Firstly, the deal assumes that Lincecum does indeed carry that additional value--and based on the numbers, it adds up to about $7 million per year in the minds of the Giants' front office. It is strongly suggested--perhaps proven--that winning is what drives fans to come to games and not the presence of players. It is not proven that individual players can have such an impact. For example, consider the situation of Albert Pujols: in 2011--the final year of his tenure in St. Louis--the team drew 3,093,954 fans while they drew 3,262,109 fans the following year. Coincidentally, the team won the World Series in 2011--but they drew even more fans in 2013. The fans responded strongly to winning and attendance has seemingly not been impacted by Pujols' departure--even though he is a once-in-a-generation talent who is certainly on the path to Cooperstown.
With it being impossible to prove that Lincecum's presence will positively impact attendance, we turn to the merchandise argument.
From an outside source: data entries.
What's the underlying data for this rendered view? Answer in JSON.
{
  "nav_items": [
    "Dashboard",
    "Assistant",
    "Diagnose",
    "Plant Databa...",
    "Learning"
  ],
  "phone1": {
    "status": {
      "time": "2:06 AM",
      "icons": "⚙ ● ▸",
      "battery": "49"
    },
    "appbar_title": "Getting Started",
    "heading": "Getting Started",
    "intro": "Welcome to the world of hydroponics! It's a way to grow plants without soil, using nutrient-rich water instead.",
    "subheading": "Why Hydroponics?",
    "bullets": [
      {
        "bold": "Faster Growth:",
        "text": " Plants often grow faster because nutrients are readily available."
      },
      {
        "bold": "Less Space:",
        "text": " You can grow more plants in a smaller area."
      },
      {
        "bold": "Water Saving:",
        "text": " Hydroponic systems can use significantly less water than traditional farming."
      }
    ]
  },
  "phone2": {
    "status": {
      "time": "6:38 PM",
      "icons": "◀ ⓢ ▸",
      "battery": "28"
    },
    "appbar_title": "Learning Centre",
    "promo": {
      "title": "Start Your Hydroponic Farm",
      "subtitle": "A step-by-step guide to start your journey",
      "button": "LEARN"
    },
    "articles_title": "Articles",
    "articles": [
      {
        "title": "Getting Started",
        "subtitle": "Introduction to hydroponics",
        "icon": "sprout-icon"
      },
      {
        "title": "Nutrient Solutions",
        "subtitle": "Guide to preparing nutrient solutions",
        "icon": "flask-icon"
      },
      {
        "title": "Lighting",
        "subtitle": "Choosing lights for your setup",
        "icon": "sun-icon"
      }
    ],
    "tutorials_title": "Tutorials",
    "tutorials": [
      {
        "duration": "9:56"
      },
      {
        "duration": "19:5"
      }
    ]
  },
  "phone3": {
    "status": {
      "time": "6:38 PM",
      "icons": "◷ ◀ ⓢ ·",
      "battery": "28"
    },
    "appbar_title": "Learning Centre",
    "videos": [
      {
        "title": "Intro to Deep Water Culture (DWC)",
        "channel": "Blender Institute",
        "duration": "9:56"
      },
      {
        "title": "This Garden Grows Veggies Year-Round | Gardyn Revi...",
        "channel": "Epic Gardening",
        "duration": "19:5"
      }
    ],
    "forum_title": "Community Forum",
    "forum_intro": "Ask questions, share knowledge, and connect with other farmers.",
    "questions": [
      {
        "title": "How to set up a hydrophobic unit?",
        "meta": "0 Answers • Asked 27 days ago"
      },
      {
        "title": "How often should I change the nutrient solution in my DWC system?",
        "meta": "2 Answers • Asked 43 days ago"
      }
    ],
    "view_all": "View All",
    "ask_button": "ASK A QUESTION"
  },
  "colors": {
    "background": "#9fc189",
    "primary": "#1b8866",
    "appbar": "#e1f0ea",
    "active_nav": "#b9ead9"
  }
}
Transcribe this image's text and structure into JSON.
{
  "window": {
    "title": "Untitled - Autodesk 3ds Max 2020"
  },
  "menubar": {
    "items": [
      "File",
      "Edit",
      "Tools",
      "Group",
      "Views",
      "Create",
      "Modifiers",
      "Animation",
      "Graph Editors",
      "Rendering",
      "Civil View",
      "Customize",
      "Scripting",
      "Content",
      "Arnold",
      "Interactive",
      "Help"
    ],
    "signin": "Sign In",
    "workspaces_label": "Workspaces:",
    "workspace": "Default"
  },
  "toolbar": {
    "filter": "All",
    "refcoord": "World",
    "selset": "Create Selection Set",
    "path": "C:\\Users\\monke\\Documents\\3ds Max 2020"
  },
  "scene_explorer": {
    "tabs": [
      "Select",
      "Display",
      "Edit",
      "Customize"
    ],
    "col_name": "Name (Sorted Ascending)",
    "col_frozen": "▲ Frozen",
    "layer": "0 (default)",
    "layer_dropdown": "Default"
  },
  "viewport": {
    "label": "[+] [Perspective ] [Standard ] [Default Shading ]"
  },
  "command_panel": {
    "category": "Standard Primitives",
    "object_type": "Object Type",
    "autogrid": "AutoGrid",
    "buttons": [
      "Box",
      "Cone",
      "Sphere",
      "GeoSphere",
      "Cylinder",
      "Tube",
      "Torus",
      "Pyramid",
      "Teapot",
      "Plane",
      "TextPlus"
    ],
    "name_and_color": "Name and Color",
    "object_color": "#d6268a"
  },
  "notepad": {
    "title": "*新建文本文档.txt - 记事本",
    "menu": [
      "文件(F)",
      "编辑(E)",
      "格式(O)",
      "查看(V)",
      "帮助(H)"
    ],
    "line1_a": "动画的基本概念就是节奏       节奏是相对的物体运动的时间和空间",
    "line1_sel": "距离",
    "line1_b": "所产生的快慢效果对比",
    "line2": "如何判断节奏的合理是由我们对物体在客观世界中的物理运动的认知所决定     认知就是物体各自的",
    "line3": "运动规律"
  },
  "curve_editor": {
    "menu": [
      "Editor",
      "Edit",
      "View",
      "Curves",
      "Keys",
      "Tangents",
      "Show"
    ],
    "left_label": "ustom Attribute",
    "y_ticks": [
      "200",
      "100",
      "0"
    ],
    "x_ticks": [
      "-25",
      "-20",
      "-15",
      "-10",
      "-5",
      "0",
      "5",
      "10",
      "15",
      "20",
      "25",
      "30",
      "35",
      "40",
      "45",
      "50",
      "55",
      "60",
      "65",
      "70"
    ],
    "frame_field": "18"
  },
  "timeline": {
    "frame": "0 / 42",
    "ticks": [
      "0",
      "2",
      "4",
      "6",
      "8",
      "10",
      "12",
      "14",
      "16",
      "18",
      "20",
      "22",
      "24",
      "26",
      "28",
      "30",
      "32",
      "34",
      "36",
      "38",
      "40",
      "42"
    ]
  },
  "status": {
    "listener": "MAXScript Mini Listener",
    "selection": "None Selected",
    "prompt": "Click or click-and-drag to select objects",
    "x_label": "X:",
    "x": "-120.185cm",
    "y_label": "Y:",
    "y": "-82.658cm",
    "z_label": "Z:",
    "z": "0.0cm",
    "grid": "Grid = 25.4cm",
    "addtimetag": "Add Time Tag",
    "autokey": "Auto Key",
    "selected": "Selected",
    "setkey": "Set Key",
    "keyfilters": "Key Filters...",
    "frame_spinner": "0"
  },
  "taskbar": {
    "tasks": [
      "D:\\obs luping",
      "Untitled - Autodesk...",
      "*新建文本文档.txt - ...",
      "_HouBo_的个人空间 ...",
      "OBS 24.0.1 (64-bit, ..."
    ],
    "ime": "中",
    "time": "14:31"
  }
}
The problem with this thinking is that merchandise sales are poured into the league's revenue sharing system--meaning the Giants only get a cut of the profit. Without the backing of attendance change, the difference in value would have to come from merchandise sales--something that has no chance of adding up to nearly $7 million.
The last argument for signing Lincecum to this deal centers around a suggested lack of other options. Anyone who perceives this as being real is simply off base. Consider the following table:
Considering Lincecum is going to be 29 on Opending Day next year and produced 1.9 fWAR, it's really questionable as to why the Giants signed this deal. The market clearly is not barren, and there are actually several decent short-term options. If the Giants did not want to pursue a pitcher looking for a long-term deal, then they could be attracted to pitchers like A.J. Burnett, Ricky Nolasco, Bartolo Colon, Scott Kazmir, or even Scott Feldman. While not carrying the same kind of past Tim Lincecum has, these pitchers all performed better than Lincecum in 2013--arguably and for reasons beyond fWAR--and none of them are looking at AAV figures anywhere near $17.5 million and a full no-trade clause.
This deal comes across as a reward for past accomplishments. Due to the lack of evidence in players impacting attendance figures and the lack of an ability to turn to merchandise revenue, it is hard to argue that the payment to Lincecum above and beyond his performance on the field is justifiable. While the cost of a no-trade clause is up in the air, it adds an additional cost and increases risk to the team handing out the contract. Over the last two years, Lincecum has been a shell of his former self--it's fair to question why the Giants would agree to this contract at all.